Monday, July 23, 2012
3:10 pm - 4:00 pm
B5 Hearst Field Annex
Speaker/Performer: Katherine Alatalo

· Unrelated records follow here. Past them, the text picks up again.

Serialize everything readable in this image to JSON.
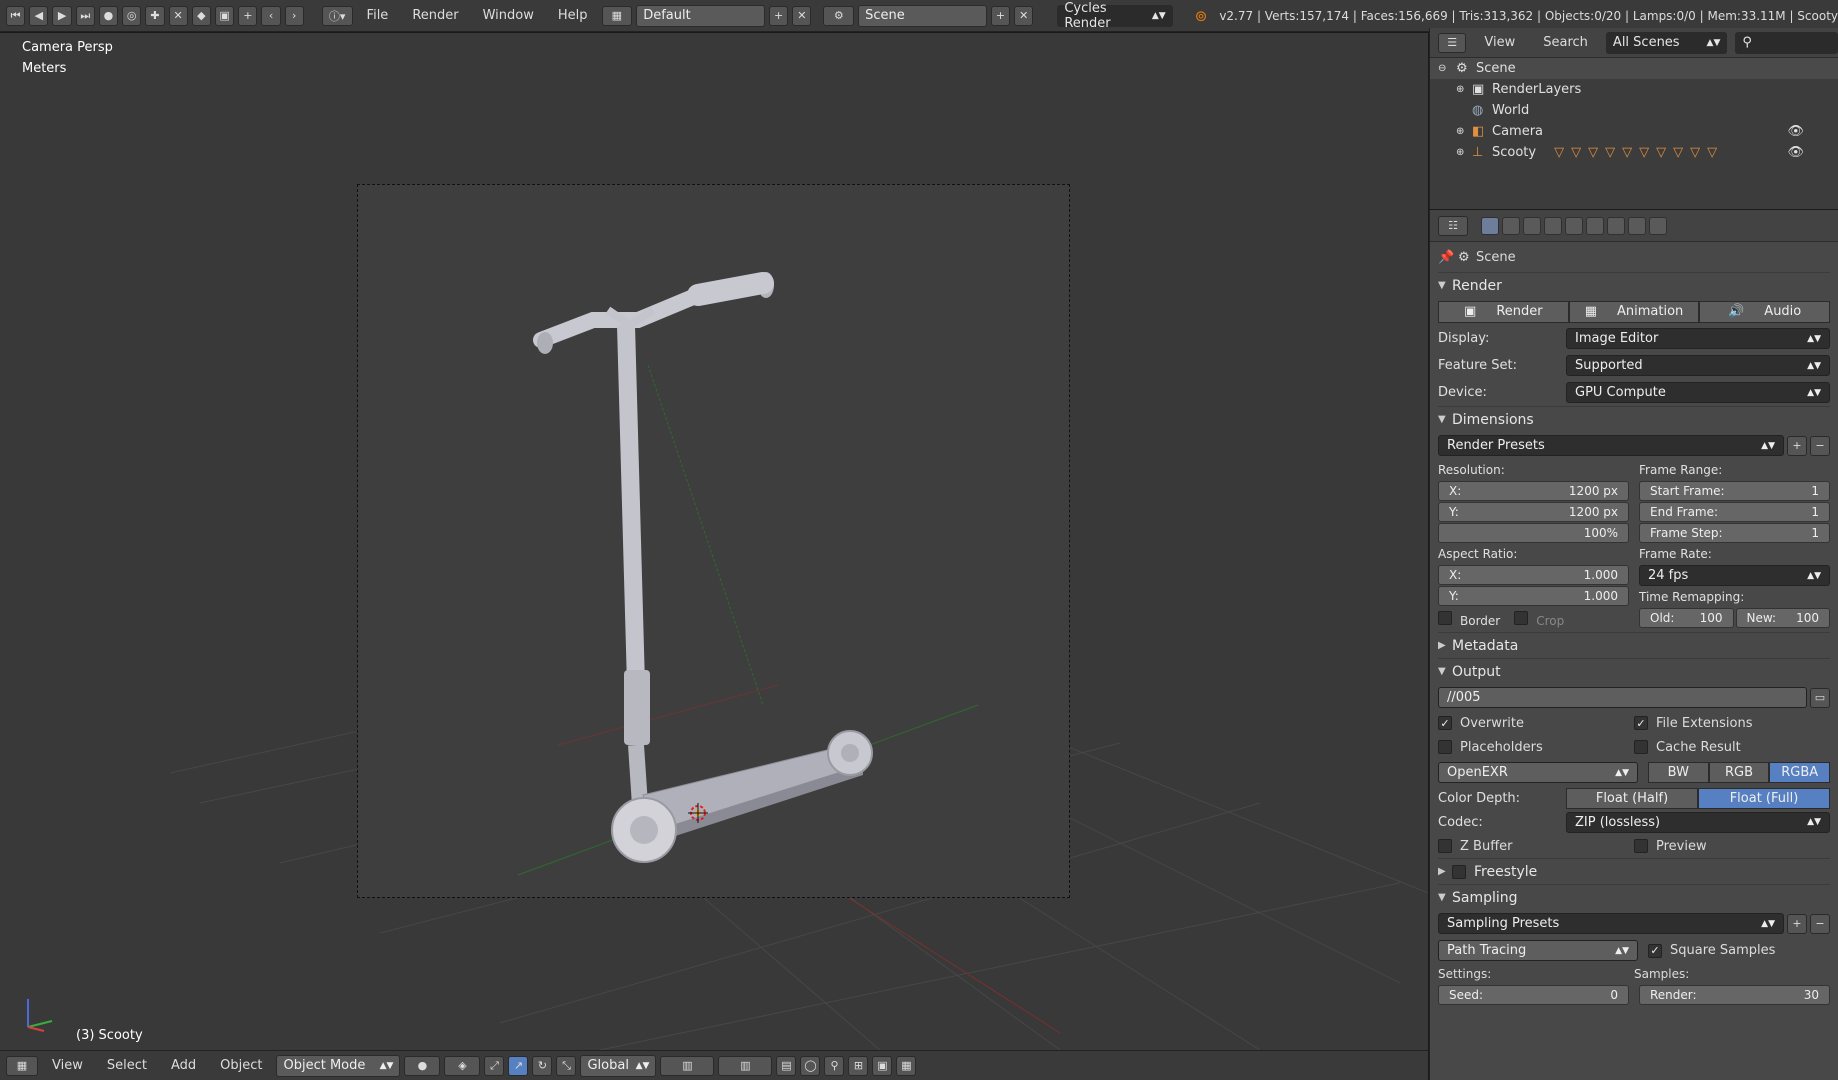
{
  "topbar": {
    "menus": [
      "File",
      "Render",
      "Window",
      "Help"
    ],
    "layout_name": "Default",
    "scene_name": "Scene",
    "render_engine": "Cycles Render",
    "stats": "v2.77 | Verts:157,174 | Faces:156,669 | Tris:313,362 | Objects:0/20 | Lamps:0/0 | Mem:33.11M | Scooty"
  },
  "viewport": {
    "view_name": "Camera Persp",
    "units": "Meters",
    "object_label": "(3) Scooty"
  },
  "bottombar": {
    "menus": [
      "View",
      "Select",
      "Add",
      "Object"
    ],
    "mode": "Object Mode",
    "orientation": "Global"
  },
  "outliner": {
    "menus": [
      "View",
      "Search"
    ],
    "filter": "All Scenes",
    "items": [
      "Scene",
      "RenderLayers",
      "World",
      "Camera",
      "Scooty"
    ]
  },
  "properties": {
    "context": "Scene",
    "render": {
      "title": "Render",
      "buttons": [
        "Render",
        "Animation",
        "Audio"
      ],
      "display_label": "Display:",
      "display_value": "Image Editor",
      "feature_label": "Feature Set:",
      "feature_value": "Supported",
      "device_label": "Device:",
      "device_value": "GPU Compute"
    },
    "dimensions": {
      "title": "Dimensions",
      "presets": "Render Presets",
      "resolution_label": "Resolution:",
      "res_x": "1200 px",
      "res_y": "1200 px",
      "res_pct": "100%",
      "frame_range_label": "Frame Range:",
      "start_label": "Start Frame:",
      "start": "1",
      "end_label": "End Frame:",
      "end": "1",
      "step_label": "Frame Step:",
      "step": "1",
      "aspect_label": "Aspect Ratio:",
      "aspect_x": "1.000",
      "aspect_y": "1.000",
      "frame_rate_label": "Frame Rate:",
      "frame_rate": "24 fps",
      "remap_label": "Time Remapping:",
      "old_label": "Old:",
      "old": "100",
      "new_label": "New:",
      "new": "100",
      "border_label": "Border",
      "crop_label": "Crop",
      "x_label": "X:",
      "y_label": "Y:"
    },
    "metadata_title": "Metadata",
    "output": {
      "title": "Output",
      "path": "//005",
      "overwrite": "Overwrite",
      "file_ext": "File Extensions",
      "placeholders": "Placeholders",
      "cache": "Cache Result",
      "format": "OpenEXR",
      "color_modes": [
        "BW",
        "RGB",
        "RGBA"
      ],
      "depth_label": "Color Depth:",
      "depths": [
        "Float (Half)",
        "Float (Full)"
      ],
      "codec_label": "Codec:",
      "codec": "ZIP (lossless)",
      "zbuffer": "Z Buffer",
      "preview": "Preview"
    },
    "freestyle_title": "Freestyle",
    "sampling": {
      "title": "Sampling",
      "presets": "Sampling Presets",
      "integrator": "Path Tracing",
      "square": "Square Samples",
      "settings_label": "Settings:",
      "samples_label": "Samples:",
      "seed_label": "Seed:",
      "seed": "0",
      "render_label": "Render:",
      "render_samples": "30"
    }
  },
  "colors": {
    "accent": "#5680c2",
    "viewport_bg": "#393939"
  }
}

Molecular gas in massive early-type galaxies (ETGs) has been shown to be far more common than previously expected. In fact, at least 22% (60/259) contain a significant reservoir of molecular gas. To understand the presence and abundance of this unexpected gas, it is important to understand its timeline, where it originated, how it is evolving, and how long it will remain. An imaging survey of the molecular gas is important in addressing these issues. Here we present the molecular gas in the 31 brightest ETGs in the ATLAS3D survey, imaged with the Combined Array for Research for Millimeter Astronomy (CARMA), the largest systematic survey of the cold ISM in ETGs to date. ETGs feature a rich variety of gas configurations, including disks, extended molecular rings, spiral arms, and disrupted merger remnants, suggesting a melange of origins and fates. The menagerie observed by CARMA illustrates that the various paths molecular gas takes in ETGs is complex and nuanced, ranging from objects clearly undergoing an interaction to those with strangely quiescent origins. We also detail the rich molecular story of NGC 1266, its serendipitous discovery and how it plays host to an AGN-driven molecular outflow, potentially quenching all its star formation within the next 100 Myr. The ATLAS3D survey is a complete volume-limited survey of 259 massive (Mgal > 6e9 Msuns) ellipticals and lenticulars within 42 Mpc that will provide by far the best constraints on the dynamics and stellar populations, and thus the formation and evolution of local early-type galaxies through multi-wavelength studies.